Their interp turns the targeted killing area into regulating any type of drone use—massively expands both the amount of topical affs and the lit base we have to research
Mellor 13—Ewan E. Mellor – European University Institute [“Why policy relevance is a moral necessity: Just war theory, impact, and UAVs,” Paper Prepared for BISA Conference 2013]
Despite some of the problems with the specific figures, an impressive amount of research has been done by scholars and journalists on the policies related to the use of drones and this research provides a basis for judging these policies in the light of the principles of the just war tradition. To begin with it is necessary to disaggregate the types of drone strikes that are carried out, as they have different implications and raise different questions.
The first, and perhaps best known, types of strike are the personality strikes.24 These are strikes on a specific individual who is being targeted due to evidence linking them directly to militant activity. Whilst these are often portrayed as strikes on senior leaders or individuals involved in important terrorist operations, the evidence suggests that the majority of those targeted are low level members with little role in ongoing operations.25 Whilst these low level members may be legitimate targets under the laws of armed conflict, they would not be under international human rights law. Even under the laws of armed conflict questions arise regarding the proportionality of such strikes.
The second typeof attack is the signature strike. These strikes targetunknown and unidentified individuals based on a pattern of activity that is believed to be associatedwith membership of a militant organisation.26 The US has never acknowledged these types of strikes and has never detailed the criteria for assessing whether behaviour is suspicious enough to warrant targeting and killing; however, the joke within the US State Department that if the CIA saw three men exercising in a field they would consider it a terrorist training camp suggests that there were concerns within the administration that the criteria were not discriminating enough.27

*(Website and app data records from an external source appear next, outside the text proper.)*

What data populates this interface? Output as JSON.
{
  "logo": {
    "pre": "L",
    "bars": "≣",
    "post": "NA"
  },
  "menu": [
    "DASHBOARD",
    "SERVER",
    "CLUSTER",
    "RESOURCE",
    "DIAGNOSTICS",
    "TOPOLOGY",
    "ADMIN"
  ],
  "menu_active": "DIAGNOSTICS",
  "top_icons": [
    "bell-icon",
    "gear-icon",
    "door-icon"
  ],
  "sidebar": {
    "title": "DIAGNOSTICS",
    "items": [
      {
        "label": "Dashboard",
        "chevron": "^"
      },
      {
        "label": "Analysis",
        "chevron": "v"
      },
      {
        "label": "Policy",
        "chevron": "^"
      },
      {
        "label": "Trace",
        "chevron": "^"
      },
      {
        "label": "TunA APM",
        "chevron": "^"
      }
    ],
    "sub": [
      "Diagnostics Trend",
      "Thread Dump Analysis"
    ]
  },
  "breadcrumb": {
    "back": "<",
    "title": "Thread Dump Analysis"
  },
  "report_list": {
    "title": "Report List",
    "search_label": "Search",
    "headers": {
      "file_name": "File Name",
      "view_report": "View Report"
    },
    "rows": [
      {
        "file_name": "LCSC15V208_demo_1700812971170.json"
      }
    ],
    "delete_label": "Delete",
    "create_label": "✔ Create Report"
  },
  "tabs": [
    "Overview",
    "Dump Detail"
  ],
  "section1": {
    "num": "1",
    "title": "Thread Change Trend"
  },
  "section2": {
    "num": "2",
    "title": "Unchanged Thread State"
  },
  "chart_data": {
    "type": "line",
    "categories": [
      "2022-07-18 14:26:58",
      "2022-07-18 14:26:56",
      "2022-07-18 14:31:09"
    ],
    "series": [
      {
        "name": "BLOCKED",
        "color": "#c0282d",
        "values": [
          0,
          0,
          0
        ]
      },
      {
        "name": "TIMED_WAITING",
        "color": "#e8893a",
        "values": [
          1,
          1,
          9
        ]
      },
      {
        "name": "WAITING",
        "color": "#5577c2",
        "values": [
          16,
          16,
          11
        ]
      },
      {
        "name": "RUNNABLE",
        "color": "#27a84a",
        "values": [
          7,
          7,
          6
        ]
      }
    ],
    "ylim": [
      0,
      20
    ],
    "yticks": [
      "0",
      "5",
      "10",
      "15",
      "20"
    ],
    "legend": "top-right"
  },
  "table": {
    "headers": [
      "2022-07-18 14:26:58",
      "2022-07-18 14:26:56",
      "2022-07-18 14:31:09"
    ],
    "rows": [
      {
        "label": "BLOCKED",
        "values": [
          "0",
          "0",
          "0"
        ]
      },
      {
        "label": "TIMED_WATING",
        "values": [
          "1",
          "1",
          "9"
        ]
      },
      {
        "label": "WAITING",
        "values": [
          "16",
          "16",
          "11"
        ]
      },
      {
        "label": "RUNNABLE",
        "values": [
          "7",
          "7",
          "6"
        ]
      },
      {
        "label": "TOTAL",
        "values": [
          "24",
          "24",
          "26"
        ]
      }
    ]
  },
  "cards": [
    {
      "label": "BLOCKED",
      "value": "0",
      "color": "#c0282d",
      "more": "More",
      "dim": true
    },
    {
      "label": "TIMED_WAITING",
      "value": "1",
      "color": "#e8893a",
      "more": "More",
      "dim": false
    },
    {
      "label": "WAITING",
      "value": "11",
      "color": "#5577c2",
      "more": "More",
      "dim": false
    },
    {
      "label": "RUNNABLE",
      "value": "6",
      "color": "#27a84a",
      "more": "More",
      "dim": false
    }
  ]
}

The third type of attack is the double-tap strike. In these attacks a drone will attack a target on the basis of either personality or signature criteria and will then remain in the area and a second strike (and potentially more follow-up strikes) will be carried out against those who come to the aid of the victims of the first strike.28 As a result, researchers and journalists have learnt that locals will often wait a substantial period of time before going to the site a drone strike, delaying aid from reaching any injured survivors.29 These types of strikes make no effort to distinguish between combatants and non-combatants and seem to be designed specifically to ensure that those originally targeted will be killed, either in the follow up strike or through lack of medical care. These strikes have also never been officially acknowledged by the US so it is impossible to ascertain how and under what body of law these strikes are justified or what the decision making procedure is for authorising such a strike.

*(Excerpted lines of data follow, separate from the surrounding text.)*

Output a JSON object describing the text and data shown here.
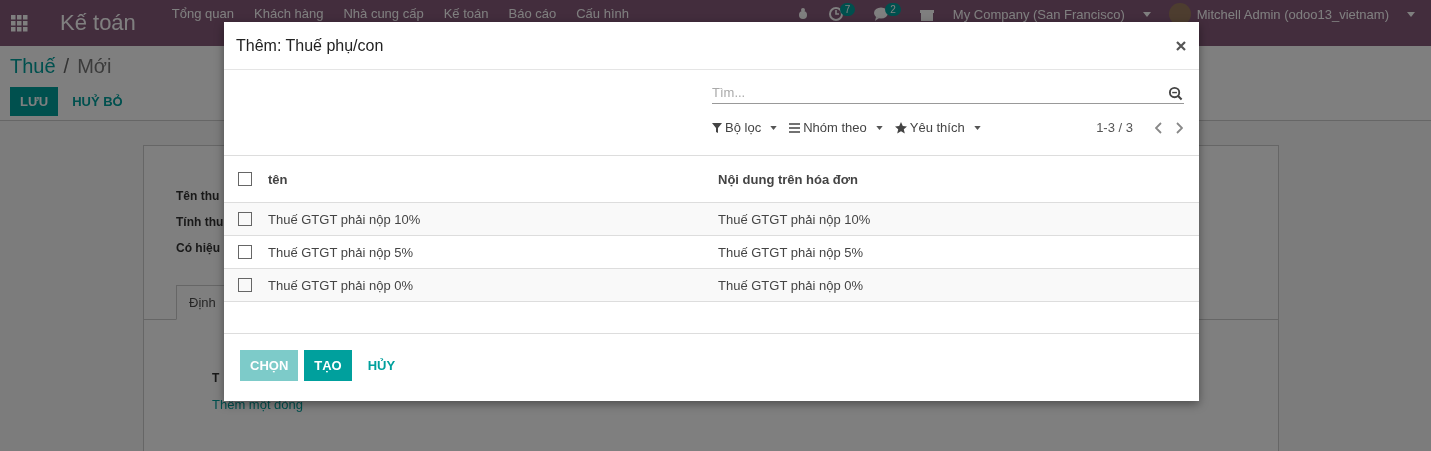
{
  "navbar": {
    "app_name": "Kế toán",
    "menu": [
      "Tổng quan",
      "Khách hàng",
      "Nhà cung cấp",
      "Kế toán",
      "Báo cáo",
      "Cấu hình"
    ],
    "activity_count": "7",
    "message_count": "2",
    "company": "My Company (San Francisco)",
    "user": "Mitchell Admin (odoo13_vietnam)"
  },
  "breadcrumb": {
    "parent": "Thuế",
    "separator": "/",
    "current": "Mới"
  },
  "form_buttons": [
    {
      "label": "LƯU",
      "kind": "primary"
    },
    {
      "label": "HUỶ BỎ",
      "kind": "link"
    }
  ],
  "form": {
    "labels": [
      "Tên thu",
      "Tính thu",
      "Có hiệu"
    ],
    "tab": "Định",
    "field_label": "T",
    "add_line": "Thêm một dòng"
  },
  "dialog": {
    "title": "Thêm: Thuế phụ/con",
    "search": {
      "placeholder": "Tìm..."
    },
    "filters": [
      {
        "label": "Bộ lọc",
        "kind": "filter"
      },
      {
        "label": "Nhóm theo",
        "kind": "group"
      },
      {
        "label": "Yêu thích",
        "kind": "favorite"
      }
    ],
    "pager": "1-3 / 3",
    "header_checked": false,
    "columns": [
      "tên",
      "Nội dung trên hóa đơn"
    ],
    "rows": [
      {
        "name": "Thuế GTGT phải nộp 10%",
        "invoice_label": "Thuế GTGT phải nộp 10%",
        "checked": false
      },
      {
        "name": "Thuế GTGT phải nộp 5%",
        "invoice_label": "Thuế GTGT phải nộp 5%",
        "checked": false
      },
      {
        "name": "Thuế GTGT phải nộp 0%",
        "invoice_label": "Thuế GTGT phải nộp 0%",
        "checked": false
      }
    ],
    "buttons": [
      {
        "label": "CHỌN",
        "kind": "primary",
        "disabled": true
      },
      {
        "label": "TẠO",
        "kind": "primary",
        "disabled": false
      },
      {
        "label": "HỦY",
        "kind": "link",
        "disabled": false
      }
    ]
  }
}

Second is ground—signature strikes and targeted killings are different strategies with different literature bases. The distinction is important because it allows the aff to regulate a less controversial area and bypass core negative ground